> [What you need to do] In the listing below, which lines contain the string "show"? Copy them all.

> [Data extracts]
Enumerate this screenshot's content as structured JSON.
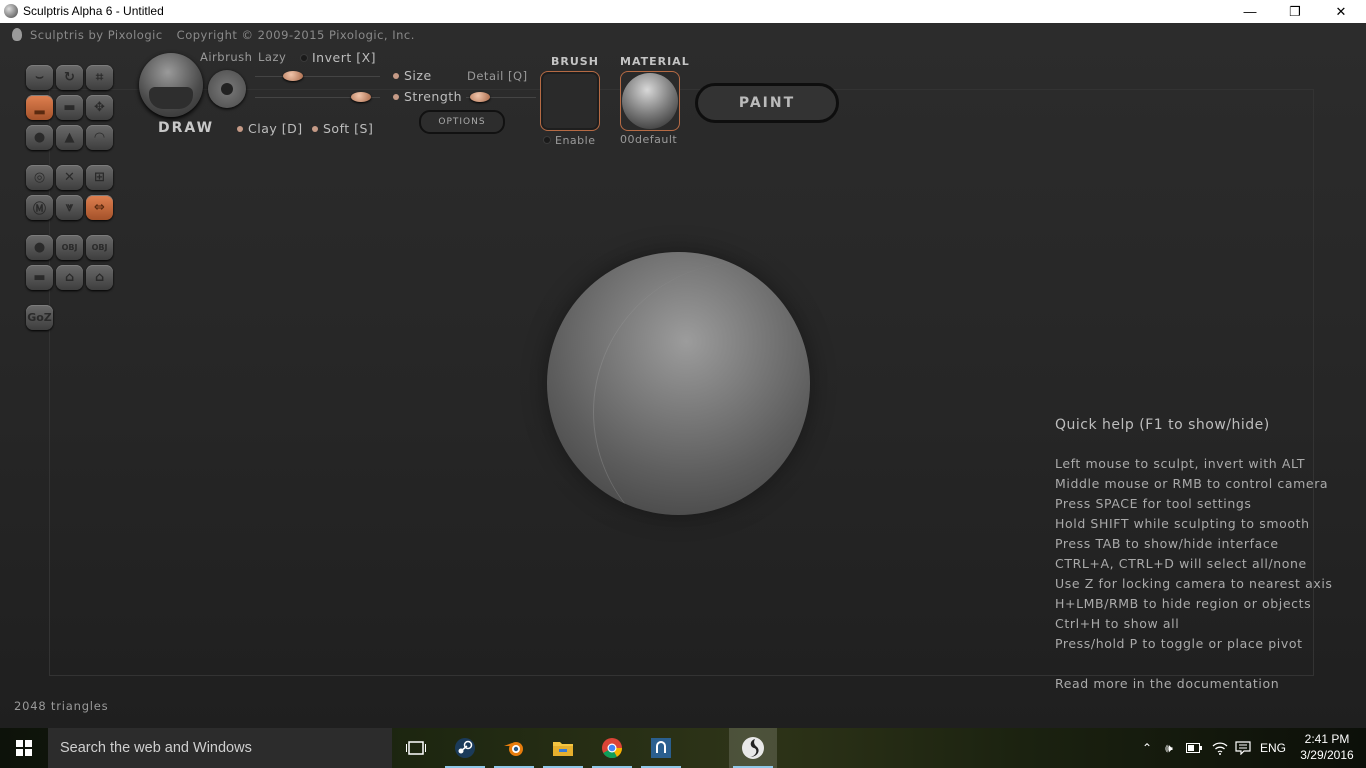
{
  "window": {
    "title": "Sculptris Alpha 6 - Untitled",
    "minimize": "—",
    "restore": "❐",
    "close": "✕"
  },
  "app": {
    "copyright_name": "Sculptris by Pixologic",
    "copyright": "Copyright © 2009-2015 Pixologic, Inc."
  },
  "tools": {
    "goz": "GoZ",
    "obj_import": "OBJ",
    "obj_export": "OBJ"
  },
  "brush_panel": {
    "tool_name": "DRAW",
    "airbrush": "Airbrush",
    "lazy": "Lazy",
    "invert": "Invert [X]",
    "size": "Size",
    "strength": "Strength",
    "detail": "Detail [Q]",
    "clay": "Clay [D]",
    "soft": "Soft [S]",
    "options": "OPTIONS",
    "brush_title": "BRUSH",
    "brush_enable": "Enable",
    "material_title": "MATERIAL",
    "material_name": "00default",
    "paint": "PAINT",
    "lazy_value": 0.3,
    "size_value": 0.85,
    "detail_value": 0.2
  },
  "quick_help": {
    "title": "Quick help (F1 to show/hide)",
    "lines": [
      "Left mouse to sculpt, invert with ALT",
      "Middle mouse or RMB to control camera",
      "Press SPACE for tool settings",
      "Hold SHIFT while sculpting to smooth",
      "Press TAB to show/hide interface",
      "CTRL+A, CTRL+D will select all/none",
      "Use Z for locking camera to nearest axis",
      "H+LMB/RMB to hide region or objects",
      "Ctrl+H to show all",
      "Press/hold P to toggle or place pivot"
    ],
    "more": "Read more in the documentation"
  },
  "status": {
    "triangles": "2048 triangles"
  },
  "taskbar": {
    "search_placeholder": "Search the web and Windows",
    "language": "ENG",
    "time": "2:41 PM",
    "date": "3/29/2016",
    "icons": [
      "task-view-icon",
      "steam-icon",
      "blender-icon",
      "file-explorer-icon",
      "chrome-icon",
      "app-icon",
      "sculptris-icon"
    ]
  },
  "colors": {
    "accent": "#c0693c",
    "panel_bg": "#2a2a2a",
    "text": "#aaaaaa"
  }
}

> [Response to this task]
    "title": "Quick help (F1 to show/hide)",
      "Press TAB to show/hide interface",
      "Ctrl+H to show all",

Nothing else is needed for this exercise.